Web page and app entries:
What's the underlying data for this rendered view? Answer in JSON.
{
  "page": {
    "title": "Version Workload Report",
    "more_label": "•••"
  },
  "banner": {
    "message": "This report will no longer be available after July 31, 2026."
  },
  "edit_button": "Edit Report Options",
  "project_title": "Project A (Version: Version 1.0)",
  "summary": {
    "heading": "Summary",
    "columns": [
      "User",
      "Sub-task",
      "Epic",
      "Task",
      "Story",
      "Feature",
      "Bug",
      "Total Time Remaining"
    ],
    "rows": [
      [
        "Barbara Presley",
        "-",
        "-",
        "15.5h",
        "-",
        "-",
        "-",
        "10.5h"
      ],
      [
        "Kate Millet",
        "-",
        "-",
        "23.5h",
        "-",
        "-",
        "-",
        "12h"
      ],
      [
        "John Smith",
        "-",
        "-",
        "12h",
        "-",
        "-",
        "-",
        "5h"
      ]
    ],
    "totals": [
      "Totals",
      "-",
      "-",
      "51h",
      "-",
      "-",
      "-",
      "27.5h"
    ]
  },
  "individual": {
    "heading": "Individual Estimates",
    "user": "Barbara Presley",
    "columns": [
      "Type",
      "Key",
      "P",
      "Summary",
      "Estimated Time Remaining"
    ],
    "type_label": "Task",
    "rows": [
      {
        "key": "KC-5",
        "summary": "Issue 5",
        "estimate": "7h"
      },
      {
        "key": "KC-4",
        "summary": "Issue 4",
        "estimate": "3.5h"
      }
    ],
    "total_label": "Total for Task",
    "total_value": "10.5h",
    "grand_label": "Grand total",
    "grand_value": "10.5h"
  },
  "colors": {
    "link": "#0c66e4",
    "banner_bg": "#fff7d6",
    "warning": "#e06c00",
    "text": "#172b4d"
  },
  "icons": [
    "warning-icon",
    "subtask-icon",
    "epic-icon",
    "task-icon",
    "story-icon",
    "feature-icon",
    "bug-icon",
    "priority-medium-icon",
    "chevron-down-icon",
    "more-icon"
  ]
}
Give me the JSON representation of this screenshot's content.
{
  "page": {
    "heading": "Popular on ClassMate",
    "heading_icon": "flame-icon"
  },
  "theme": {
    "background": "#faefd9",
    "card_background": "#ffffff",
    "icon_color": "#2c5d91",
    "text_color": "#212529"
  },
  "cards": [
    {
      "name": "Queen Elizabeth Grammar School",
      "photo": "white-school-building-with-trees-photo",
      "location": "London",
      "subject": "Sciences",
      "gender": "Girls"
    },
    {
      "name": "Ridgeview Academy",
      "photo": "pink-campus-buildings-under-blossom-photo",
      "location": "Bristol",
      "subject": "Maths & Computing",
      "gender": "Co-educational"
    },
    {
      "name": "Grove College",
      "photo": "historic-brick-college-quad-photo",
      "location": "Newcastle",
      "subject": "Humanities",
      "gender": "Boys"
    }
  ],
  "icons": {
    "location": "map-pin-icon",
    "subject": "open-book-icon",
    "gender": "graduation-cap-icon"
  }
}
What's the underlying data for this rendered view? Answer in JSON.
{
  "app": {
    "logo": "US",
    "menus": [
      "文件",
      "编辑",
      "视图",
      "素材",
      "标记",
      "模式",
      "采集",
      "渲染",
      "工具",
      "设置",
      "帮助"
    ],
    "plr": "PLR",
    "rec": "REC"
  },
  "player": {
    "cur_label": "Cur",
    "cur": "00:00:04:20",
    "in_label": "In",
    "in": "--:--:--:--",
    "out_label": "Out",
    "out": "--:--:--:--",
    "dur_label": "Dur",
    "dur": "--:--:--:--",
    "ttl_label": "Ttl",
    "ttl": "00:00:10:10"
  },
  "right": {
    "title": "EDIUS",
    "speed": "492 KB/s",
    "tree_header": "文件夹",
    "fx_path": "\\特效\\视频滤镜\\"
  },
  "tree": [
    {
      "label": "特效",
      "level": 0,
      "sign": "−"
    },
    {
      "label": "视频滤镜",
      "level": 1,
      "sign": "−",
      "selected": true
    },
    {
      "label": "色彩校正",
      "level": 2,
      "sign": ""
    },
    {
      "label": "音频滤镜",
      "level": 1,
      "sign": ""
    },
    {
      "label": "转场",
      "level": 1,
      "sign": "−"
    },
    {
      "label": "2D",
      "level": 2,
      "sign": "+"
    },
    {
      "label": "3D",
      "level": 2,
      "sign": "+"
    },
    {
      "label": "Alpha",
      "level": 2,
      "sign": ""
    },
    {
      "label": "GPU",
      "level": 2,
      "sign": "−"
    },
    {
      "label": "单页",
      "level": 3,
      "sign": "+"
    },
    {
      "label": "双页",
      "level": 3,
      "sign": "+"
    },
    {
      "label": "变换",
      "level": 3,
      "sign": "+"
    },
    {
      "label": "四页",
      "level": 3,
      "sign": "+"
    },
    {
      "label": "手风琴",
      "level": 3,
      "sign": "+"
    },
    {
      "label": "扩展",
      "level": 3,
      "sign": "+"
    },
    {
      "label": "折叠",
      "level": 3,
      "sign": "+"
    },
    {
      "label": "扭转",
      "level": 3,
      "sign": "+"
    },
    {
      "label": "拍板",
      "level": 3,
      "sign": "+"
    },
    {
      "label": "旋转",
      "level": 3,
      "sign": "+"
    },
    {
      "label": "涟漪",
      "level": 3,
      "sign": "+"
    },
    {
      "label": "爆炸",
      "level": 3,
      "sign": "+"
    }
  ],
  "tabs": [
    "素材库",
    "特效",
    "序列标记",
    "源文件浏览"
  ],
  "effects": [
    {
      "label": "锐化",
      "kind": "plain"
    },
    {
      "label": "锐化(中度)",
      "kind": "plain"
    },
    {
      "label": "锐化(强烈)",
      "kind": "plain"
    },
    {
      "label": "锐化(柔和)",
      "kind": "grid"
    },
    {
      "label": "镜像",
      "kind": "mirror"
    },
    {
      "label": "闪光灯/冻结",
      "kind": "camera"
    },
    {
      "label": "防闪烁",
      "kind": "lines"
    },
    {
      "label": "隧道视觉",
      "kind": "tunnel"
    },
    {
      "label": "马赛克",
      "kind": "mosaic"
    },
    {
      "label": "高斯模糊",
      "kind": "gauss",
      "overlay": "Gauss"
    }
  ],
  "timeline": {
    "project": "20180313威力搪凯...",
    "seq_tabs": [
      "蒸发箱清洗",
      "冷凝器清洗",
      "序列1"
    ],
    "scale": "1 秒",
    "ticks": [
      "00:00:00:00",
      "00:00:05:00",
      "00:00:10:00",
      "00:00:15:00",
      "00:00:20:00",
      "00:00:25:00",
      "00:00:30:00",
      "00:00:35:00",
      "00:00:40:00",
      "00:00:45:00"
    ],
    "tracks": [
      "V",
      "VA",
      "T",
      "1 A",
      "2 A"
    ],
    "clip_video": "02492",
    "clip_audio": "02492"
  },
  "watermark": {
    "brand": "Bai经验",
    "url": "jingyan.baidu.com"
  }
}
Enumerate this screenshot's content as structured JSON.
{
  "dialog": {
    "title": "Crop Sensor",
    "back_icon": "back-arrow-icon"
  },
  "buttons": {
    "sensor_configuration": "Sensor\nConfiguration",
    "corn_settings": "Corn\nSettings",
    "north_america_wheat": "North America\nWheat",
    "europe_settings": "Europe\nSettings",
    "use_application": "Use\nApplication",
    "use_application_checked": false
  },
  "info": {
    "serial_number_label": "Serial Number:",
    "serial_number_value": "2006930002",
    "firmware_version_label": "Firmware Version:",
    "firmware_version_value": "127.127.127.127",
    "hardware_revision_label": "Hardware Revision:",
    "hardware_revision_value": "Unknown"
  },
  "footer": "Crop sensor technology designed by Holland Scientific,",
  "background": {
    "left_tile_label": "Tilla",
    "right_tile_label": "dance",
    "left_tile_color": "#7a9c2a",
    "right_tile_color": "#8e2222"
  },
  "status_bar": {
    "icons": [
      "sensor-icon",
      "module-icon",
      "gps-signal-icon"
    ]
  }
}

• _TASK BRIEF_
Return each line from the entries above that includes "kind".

• _RESULT OF THE TASK_
      "kind": "plain"
      "kind": "plain"
      "kind": "plain"
      "kind": "grid"
      "kind": "mirror"
      "kind": "camera"
      "kind": "lines"
      "kind": "tunnel"
      "kind": "mosaic"
      "kind": "gauss",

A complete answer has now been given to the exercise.